I regret not keeping up on this “home journal” as thoroughly as I would have liked to the last few years. Our family doubled. Our yard work quadrupled. Work got crazy-fun. And then also, I watched this blogging “industry” change into a radically amplified version of its good ol’ self with multi-channel strategies, niche categories, an endless cycle of expected community promotion opportunities, an inundation of sponsorship requests that are off-topic, and obvs, the living rooms and bedrooms miraculously overhauled every season. The environment became something I didn’t like, but I wish it hadn’t driven me away. My own blog took a backseat, and to some degree it was for good reason (sanity and bandwidth with a young family) but now, when I look back on the site, there’s lots of good stuff missing. So much of the neat work that I did for HGTV and DIY I’d still love to link to from here. I’ve done lots of mini home improvements that have changed our home in functional and notable ways, too. My old home and lifestyle was very well-documented, but I wish I had somehow found the time to share more details of my amended life along the way, too, just for myself. One small saving grace to my archive-loving soul is that I kept up with Instagram.
I’ve always been some kind of journalist. Not in the sense of published lit, but I’ve always collected and assembled visual journals in some form. Lots of photos. Captions and notations. It was during and after college I found it easy to write in a free-flowing manner, especially when stifled by core curriculum and working at a job where I wasn’t happy. Creative writing became an outlet that was great for a long time.
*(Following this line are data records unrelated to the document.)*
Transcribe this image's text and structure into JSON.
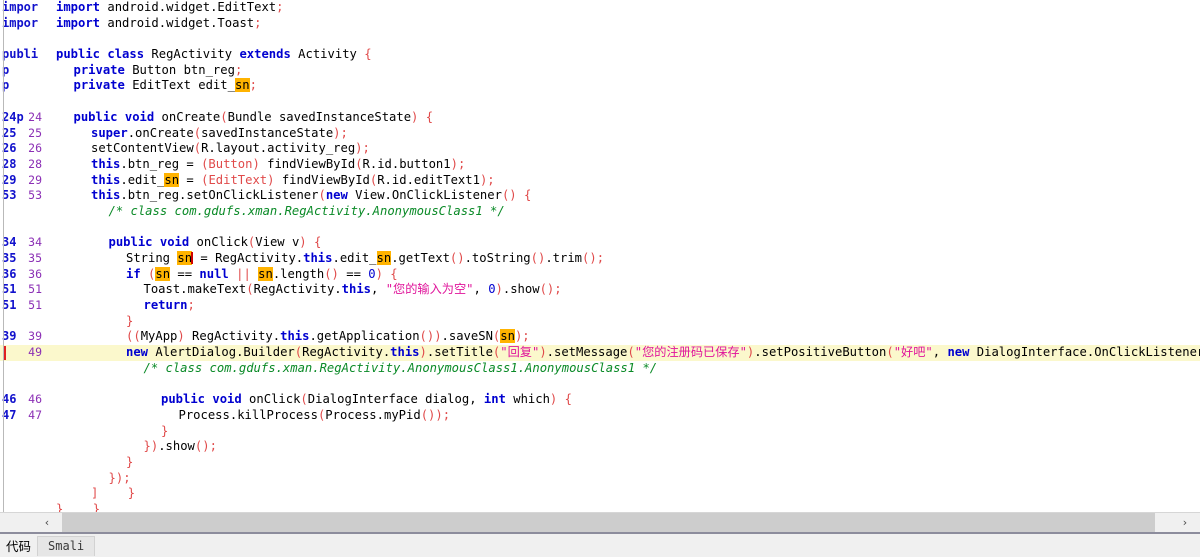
{
  "editor": {
    "ghost_gutter_lines": [
      "impor",
      "impor",
      "",
      "publi",
      "p",
      "p",
      "",
      "24p",
      "25",
      "26",
      "28",
      "29",
      "53",
      "",
      "",
      "34",
      "35",
      "36",
      "51",
      "51",
      "",
      "39",
      "49",
      "",
      "",
      "46",
      "47",
      "",
      "",
      "",
      "",
      "",
      "",
      ""
    ],
    "lines": [
      {
        "num": "",
        "indent": 0,
        "marker": false,
        "highlight": false,
        "tokens": [
          {
            "t": "kw",
            "v": "import"
          },
          {
            "t": "ident",
            "v": " android.widget.EditText"
          },
          {
            "t": "punc",
            "v": ";"
          }
        ]
      },
      {
        "num": "",
        "indent": 0,
        "marker": false,
        "highlight": false,
        "tokens": [
          {
            "t": "kw",
            "v": "import"
          },
          {
            "t": "ident",
            "v": " android.widget.Toast"
          },
          {
            "t": "punc",
            "v": ";"
          }
        ]
      },
      {
        "num": "",
        "indent": 0,
        "marker": false,
        "highlight": false,
        "tokens": []
      },
      {
        "num": "",
        "indent": 0,
        "marker": false,
        "highlight": false,
        "tokens": [
          {
            "t": "kw",
            "v": "public class"
          },
          {
            "t": "ident",
            "v": " RegActivity "
          },
          {
            "t": "kw",
            "v": "extends"
          },
          {
            "t": "ident",
            "v": " Activity "
          },
          {
            "t": "punc",
            "v": "{"
          }
        ]
      },
      {
        "num": "",
        "indent": 1,
        "marker": false,
        "highlight": false,
        "tokens": [
          {
            "t": "kw",
            "v": "private"
          },
          {
            "t": "ident",
            "v": " Button btn_reg"
          },
          {
            "t": "punc",
            "v": ";"
          }
        ]
      },
      {
        "num": "",
        "indent": 1,
        "marker": false,
        "highlight": false,
        "tokens": [
          {
            "t": "kw",
            "v": "private"
          },
          {
            "t": "ident",
            "v": " EditText edit_"
          },
          {
            "t": "hlvar",
            "v": "sn"
          },
          {
            "t": "punc",
            "v": ";"
          }
        ]
      },
      {
        "num": "",
        "indent": 0,
        "marker": false,
        "highlight": false,
        "tokens": []
      },
      {
        "num": "24",
        "indent": 1,
        "marker": false,
        "highlight": false,
        "tokens": [
          {
            "t": "kw",
            "v": "public void"
          },
          {
            "t": "ident",
            "v": " onCreate"
          },
          {
            "t": "punc",
            "v": "("
          },
          {
            "t": "ident",
            "v": "Bundle savedInstanceState"
          },
          {
            "t": "punc",
            "v": ")"
          },
          {
            "t": "ident",
            "v": " "
          },
          {
            "t": "punc",
            "v": "{"
          }
        ]
      },
      {
        "num": "25",
        "indent": 2,
        "marker": false,
        "highlight": false,
        "tokens": [
          {
            "t": "kw",
            "v": "super"
          },
          {
            "t": "ident",
            "v": ".onCreate"
          },
          {
            "t": "punc",
            "v": "("
          },
          {
            "t": "ident",
            "v": "savedInstanceState"
          },
          {
            "t": "punc",
            "v": ")"
          },
          {
            "t": "punc",
            "v": ";"
          }
        ]
      },
      {
        "num": "26",
        "indent": 2,
        "marker": false,
        "highlight": false,
        "tokens": [
          {
            "t": "ident",
            "v": "setContentView"
          },
          {
            "t": "punc",
            "v": "("
          },
          {
            "t": "ident",
            "v": "R.layout.activity_reg"
          },
          {
            "t": "punc",
            "v": ")"
          },
          {
            "t": "punc",
            "v": ";"
          }
        ]
      },
      {
        "num": "28",
        "indent": 2,
        "marker": false,
        "highlight": false,
        "tokens": [
          {
            "t": "kw",
            "v": "this"
          },
          {
            "t": "ident",
            "v": ".btn_reg = "
          },
          {
            "t": "punc",
            "v": "("
          },
          {
            "t": "punc",
            "v": "Button"
          },
          {
            "t": "punc",
            "v": ")"
          },
          {
            "t": "ident",
            "v": " findViewById"
          },
          {
            "t": "punc",
            "v": "("
          },
          {
            "t": "ident",
            "v": "R.id.button1"
          },
          {
            "t": "punc",
            "v": ")"
          },
          {
            "t": "punc",
            "v": ";"
          }
        ]
      },
      {
        "num": "29",
        "indent": 2,
        "marker": false,
        "highlight": false,
        "tokens": [
          {
            "t": "kw",
            "v": "this"
          },
          {
            "t": "ident",
            "v": ".edit_"
          },
          {
            "t": "hlvar",
            "v": "sn"
          },
          {
            "t": "ident",
            "v": " = "
          },
          {
            "t": "punc",
            "v": "("
          },
          {
            "t": "punc",
            "v": "EditText"
          },
          {
            "t": "punc",
            "v": ")"
          },
          {
            "t": "ident",
            "v": " findViewById"
          },
          {
            "t": "punc",
            "v": "("
          },
          {
            "t": "ident",
            "v": "R.id.editText1"
          },
          {
            "t": "punc",
            "v": ")"
          },
          {
            "t": "punc",
            "v": ";"
          }
        ]
      },
      {
        "num": "53",
        "indent": 2,
        "marker": false,
        "highlight": false,
        "tokens": [
          {
            "t": "kw",
            "v": "this"
          },
          {
            "t": "ident",
            "v": ".btn_reg.setOnClickListener"
          },
          {
            "t": "punc",
            "v": "("
          },
          {
            "t": "kw",
            "v": "new"
          },
          {
            "t": "ident",
            "v": " View.OnClickListener"
          },
          {
            "t": "punc",
            "v": "()"
          },
          {
            "t": "ident",
            "v": " "
          },
          {
            "t": "punc",
            "v": "{"
          }
        ]
      },
      {
        "num": "",
        "indent": 3,
        "marker": false,
        "highlight": false,
        "tokens": [
          {
            "t": "cmt",
            "v": "/* class com.gdufs.xman.RegActivity.AnonymousClass1 */"
          }
        ]
      },
      {
        "num": "",
        "indent": 0,
        "marker": false,
        "highlight": false,
        "tokens": []
      },
      {
        "num": "34",
        "indent": 3,
        "marker": false,
        "highlight": false,
        "tokens": [
          {
            "t": "kw",
            "v": "public void"
          },
          {
            "t": "ident",
            "v": " onClick"
          },
          {
            "t": "punc",
            "v": "("
          },
          {
            "t": "ident",
            "v": "View v"
          },
          {
            "t": "punc",
            "v": ")"
          },
          {
            "t": "ident",
            "v": " "
          },
          {
            "t": "punc",
            "v": "{"
          }
        ]
      },
      {
        "num": "35",
        "indent": 4,
        "marker": false,
        "highlight": false,
        "tokens": [
          {
            "t": "gold",
            "v": "String"
          },
          {
            "t": "ident",
            "v": " "
          },
          {
            "t": "hlvar",
            "v": "sn"
          },
          {
            "t": "caret",
            "v": ""
          },
          {
            "t": "ident",
            "v": " = RegActivity."
          },
          {
            "t": "kw",
            "v": "this"
          },
          {
            "t": "ident",
            "v": ".edit_"
          },
          {
            "t": "hlvar",
            "v": "sn"
          },
          {
            "t": "ident",
            "v": ".getText"
          },
          {
            "t": "punc",
            "v": "()"
          },
          {
            "t": "ident",
            "v": ".toString"
          },
          {
            "t": "punc",
            "v": "()"
          },
          {
            "t": "ident",
            "v": ".trim"
          },
          {
            "t": "punc",
            "v": "()"
          },
          {
            "t": "punc",
            "v": ";"
          }
        ]
      },
      {
        "num": "36",
        "indent": 4,
        "marker": false,
        "highlight": false,
        "tokens": [
          {
            "t": "kw",
            "v": "if"
          },
          {
            "t": "ident",
            "v": " "
          },
          {
            "t": "punc",
            "v": "("
          },
          {
            "t": "hlvar",
            "v": "sn"
          },
          {
            "t": "ident",
            "v": " == "
          },
          {
            "t": "kw",
            "v": "null"
          },
          {
            "t": "ident",
            "v": " "
          },
          {
            "t": "punc",
            "v": "||"
          },
          {
            "t": "ident",
            "v": " "
          },
          {
            "t": "hlvar",
            "v": "sn"
          },
          {
            "t": "ident",
            "v": ".length"
          },
          {
            "t": "punc",
            "v": "()"
          },
          {
            "t": "ident",
            "v": " == "
          },
          {
            "t": "num",
            "v": "0"
          },
          {
            "t": "punc",
            "v": ")"
          },
          {
            "t": "ident",
            "v": " "
          },
          {
            "t": "punc",
            "v": "{"
          }
        ]
      },
      {
        "num": "51",
        "indent": 5,
        "marker": false,
        "highlight": false,
        "tokens": [
          {
            "t": "ident",
            "v": "Toast.makeText"
          },
          {
            "t": "punc",
            "v": "("
          },
          {
            "t": "ident",
            "v": "RegActivity."
          },
          {
            "t": "kw",
            "v": "this"
          },
          {
            "t": "ident",
            "v": ", "
          },
          {
            "t": "str",
            "v": "\"您的输入为空\""
          },
          {
            "t": "ident",
            "v": ", "
          },
          {
            "t": "num",
            "v": "0"
          },
          {
            "t": "punc",
            "v": ")"
          },
          {
            "t": "ident",
            "v": ".show"
          },
          {
            "t": "punc",
            "v": "()"
          },
          {
            "t": "punc",
            "v": ";"
          }
        ]
      },
      {
        "num": "51",
        "indent": 5,
        "marker": false,
        "highlight": false,
        "tokens": [
          {
            "t": "kw",
            "v": "return"
          },
          {
            "t": "punc",
            "v": ";"
          }
        ]
      },
      {
        "num": "",
        "indent": 4,
        "marker": false,
        "highlight": false,
        "tokens": [
          {
            "t": "punc",
            "v": "}"
          }
        ]
      },
      {
        "num": "39",
        "indent": 4,
        "marker": false,
        "highlight": false,
        "tokens": [
          {
            "t": "punc",
            "v": "(("
          },
          {
            "t": "ident",
            "v": "MyApp"
          },
          {
            "t": "punc",
            "v": ")"
          },
          {
            "t": "ident",
            "v": " RegActivity."
          },
          {
            "t": "kw",
            "v": "this"
          },
          {
            "t": "ident",
            "v": ".getApplication"
          },
          {
            "t": "punc",
            "v": "())"
          },
          {
            "t": "ident",
            "v": ".saveSN"
          },
          {
            "t": "punc",
            "v": "("
          },
          {
            "t": "hlvar",
            "v": "sn"
          },
          {
            "t": "punc",
            "v": ")"
          },
          {
            "t": "punc",
            "v": ";"
          }
        ]
      },
      {
        "num": "49",
        "indent": 4,
        "marker": true,
        "highlight": true,
        "tokens": [
          {
            "t": "kw",
            "v": "new"
          },
          {
            "t": "ident",
            "v": " AlertDialog.Builder"
          },
          {
            "t": "punc",
            "v": "("
          },
          {
            "t": "ident",
            "v": "RegActivity."
          },
          {
            "t": "kw",
            "v": "this"
          },
          {
            "t": "punc",
            "v": ")"
          },
          {
            "t": "ident",
            "v": ".setTitle"
          },
          {
            "t": "punc",
            "v": "("
          },
          {
            "t": "str",
            "v": "\"回复\""
          },
          {
            "t": "punc",
            "v": ")"
          },
          {
            "t": "ident",
            "v": ".setMessage"
          },
          {
            "t": "punc",
            "v": "("
          },
          {
            "t": "str",
            "v": "\"您的注册码已保存\""
          },
          {
            "t": "punc",
            "v": ")"
          },
          {
            "t": "ident",
            "v": ".setPositiveButton"
          },
          {
            "t": "punc",
            "v": "("
          },
          {
            "t": "str",
            "v": "\"好吧\""
          },
          {
            "t": "ident",
            "v": ", "
          },
          {
            "t": "kw",
            "v": "new"
          },
          {
            "t": "ident",
            "v": " DialogInterface.OnClickListener"
          }
        ]
      },
      {
        "num": "",
        "indent": 5,
        "marker": false,
        "highlight": false,
        "tokens": [
          {
            "t": "cmt",
            "v": "/* class com.gdufs.xman.RegActivity.AnonymousClass1.AnonymousClass1 */"
          }
        ]
      },
      {
        "num": "",
        "indent": 0,
        "marker": false,
        "highlight": false,
        "tokens": []
      },
      {
        "num": "46",
        "indent": 6,
        "marker": false,
        "highlight": false,
        "tokens": [
          {
            "t": "kw",
            "v": "public void"
          },
          {
            "t": "ident",
            "v": " onClick"
          },
          {
            "t": "punc",
            "v": "("
          },
          {
            "t": "ident",
            "v": "DialogInterface dialog, "
          },
          {
            "t": "kw",
            "v": "int"
          },
          {
            "t": "ident",
            "v": " which"
          },
          {
            "t": "punc",
            "v": ")"
          },
          {
            "t": "ident",
            "v": " "
          },
          {
            "t": "punc",
            "v": "{"
          }
        ]
      },
      {
        "num": "47",
        "indent": 7,
        "marker": false,
        "highlight": false,
        "tokens": [
          {
            "t": "gold",
            "v": "Process"
          },
          {
            "t": "ident",
            "v": ".killProcess"
          },
          {
            "t": "punc",
            "v": "("
          },
          {
            "t": "gold",
            "v": "Process"
          },
          {
            "t": "ident",
            "v": ".myPid"
          },
          {
            "t": "punc",
            "v": "())"
          },
          {
            "t": "punc",
            "v": ";"
          }
        ]
      },
      {
        "num": "",
        "indent": 6,
        "marker": false,
        "highlight": false,
        "tokens": [
          {
            "t": "punc",
            "v": "}"
          }
        ]
      },
      {
        "num": "",
        "indent": 5,
        "marker": false,
        "highlight": false,
        "tokens": [
          {
            "t": "punc",
            "v": "})"
          },
          {
            "t": "ident",
            "v": ".show"
          },
          {
            "t": "punc",
            "v": "()"
          },
          {
            "t": "punc",
            "v": ";"
          }
        ]
      },
      {
        "num": "",
        "indent": 4,
        "marker": false,
        "highlight": false,
        "tokens": [
          {
            "t": "punc",
            "v": "}"
          }
        ]
      },
      {
        "num": "",
        "indent": 3,
        "marker": false,
        "highlight": false,
        "tokens": [
          {
            "t": "punc",
            "v": "})"
          },
          {
            "t": "punc",
            "v": ";"
          }
        ]
      },
      {
        "num": "",
        "indent": 2,
        "marker": false,
        "highlight": false,
        "tokens": [
          {
            "t": "punc",
            "v": "]"
          },
          {
            "t": "ident",
            "v": "    "
          },
          {
            "t": "punc",
            "v": "}"
          }
        ]
      },
      {
        "num": "",
        "indent": 0,
        "marker": false,
        "highlight": false,
        "tokens": [
          {
            "t": "punc",
            "v": "}"
          },
          {
            "t": "ident",
            "v": "    "
          },
          {
            "t": "punc",
            "v": "}"
          }
        ]
      }
    ]
  },
  "scrollbar": {
    "left_arrow": "‹",
    "right_arrow": "›"
  },
  "tabbar": {
    "label": "代码",
    "tabs": [
      {
        "label": "Smali"
      }
    ]
  }
}
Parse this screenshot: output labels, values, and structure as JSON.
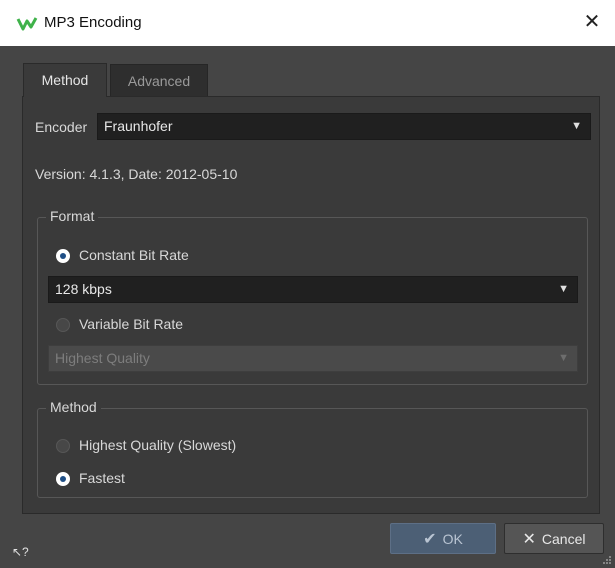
{
  "window": {
    "title": "MP3 Encoding",
    "close_glyph": "✕"
  },
  "tabs": [
    {
      "label": "Method",
      "active": true
    },
    {
      "label": "Advanced",
      "active": false
    }
  ],
  "encoder": {
    "label": "Encoder",
    "value": "Fraunhofer"
  },
  "version_text": "Version: 4.1.3, Date: 2012-05-10",
  "format": {
    "title": "Format",
    "cbr_label": "Constant Bit Rate",
    "cbr_selected": true,
    "cbr_value": "128 kbps",
    "vbr_label": "Variable Bit Rate",
    "vbr_selected": false,
    "vbr_value": "Highest Quality"
  },
  "method": {
    "title": "Method",
    "options": [
      {
        "label": "Highest Quality (Slowest)",
        "selected": false
      },
      {
        "label": "Fastest",
        "selected": true
      }
    ]
  },
  "buttons": {
    "ok": "OK",
    "cancel": "Cancel"
  },
  "help_glyph": "↖?",
  "icons": {
    "app": "wavelab-icon",
    "dropdown": "chevron-down-icon",
    "ok": "checkmark-icon",
    "cancel": "x-icon",
    "help": "context-help-icon",
    "grip": "resize-grip-icon"
  },
  "colors": {
    "accent_green": "#3fb24a",
    "ok_button": "#4c5f75",
    "radio_dot": "#1f4f86"
  }
}
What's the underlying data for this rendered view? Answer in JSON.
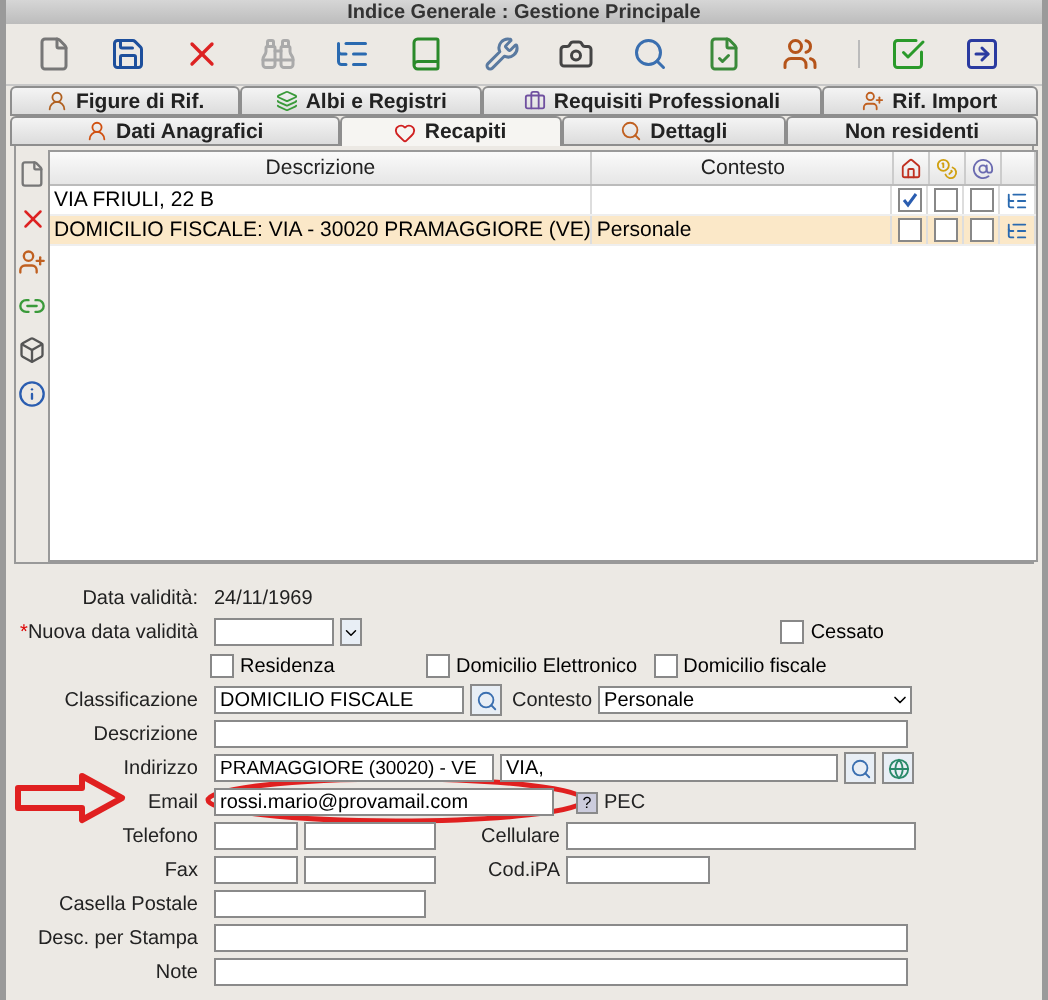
{
  "window": {
    "title": "Indice Generale : Gestione Principale"
  },
  "tabs_top": [
    {
      "label": "Figure di Rif.",
      "selected": false
    },
    {
      "label": "Albi e Registri",
      "selected": false
    },
    {
      "label": "Requisiti Professionali",
      "selected": false
    },
    {
      "label": "Rif. Import",
      "selected": false
    }
  ],
  "tabs_bottom": [
    {
      "label": "Dati Anagrafici",
      "selected": false
    },
    {
      "label": "Recapiti",
      "selected": true
    },
    {
      "label": "Dettagli",
      "selected": false
    },
    {
      "label": "Non residenti",
      "selected": false
    }
  ],
  "table": {
    "columns": [
      "Descrizione",
      "Contesto"
    ],
    "rows": [
      {
        "descrizione": "VIA FRIULI, 22 B",
        "flags": [
          true,
          false,
          false
        ],
        "selected": false
      },
      {
        "descrizione": "DOMICILIO FISCALE: VIA - 30020 PRAMAGGIORE  (VE)",
        "contesto": "Personale",
        "flags": [
          false,
          false,
          false
        ],
        "selected": true
      }
    ]
  },
  "form": {
    "data_validita": {
      "label": "Data validità:",
      "value": "24/11/1969"
    },
    "nuova_data": {
      "label": "Nuova data validità",
      "required_mark": "*"
    },
    "cessato": {
      "label": "Cessato",
      "checked": false
    },
    "options": [
      {
        "label": "Residenza",
        "checked": false
      },
      {
        "label": "Domicilio Elettronico",
        "checked": false
      },
      {
        "label": "Domicilio fiscale",
        "checked": false
      }
    ],
    "classificazione": {
      "label": "Classificazione",
      "value": "DOMICILIO FISCALE"
    },
    "contesto": {
      "label": "Contesto",
      "value": "Personale"
    },
    "descrizione": {
      "label": "Descrizione"
    },
    "indirizzo": {
      "label": "Indirizzo",
      "comune": "PRAMAGGIORE (30020) - VE",
      "via": "VIA,"
    },
    "email": {
      "label": "Email",
      "value": "rossi.mario@provamail.com",
      "pec_label": "PEC",
      "pec_help": "?"
    },
    "telefono": {
      "label": "Telefono"
    },
    "cellulare": {
      "label": "Cellulare"
    },
    "fax": {
      "label": "Fax"
    },
    "cod_ipa": {
      "label": "Cod.iPA"
    },
    "casella_postale": {
      "label": "Casella Postale"
    },
    "desc_stampa": {
      "label": "Desc. per Stampa"
    },
    "note": {
      "label": "Note"
    }
  }
}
I still print and collect photos; they’re individually labeled and organized quite simply by season in basic photo boxes (I print about 1,000/year). I have photo albums from my middle- and high-school years that documented snapshots of every single day, chronologically, even when they were just minute details. It feels natural to get back towards some iteration of that with more frequent posts, loose project overviews, general notes that make it easier for us to recall what we were doing now, whether it’s next winter, or 5, 10, or 20 years from now.
Our kitchen is a huge overhaul that’s scheduled to begin in July, so that gives me a month to catch you up on it and fill in some gaps in the timeline to improve the overall journal. This is a cool little life we’ve carved out for our family, and I don’t want to let myself forget some of the small details anymore.
See you again soon.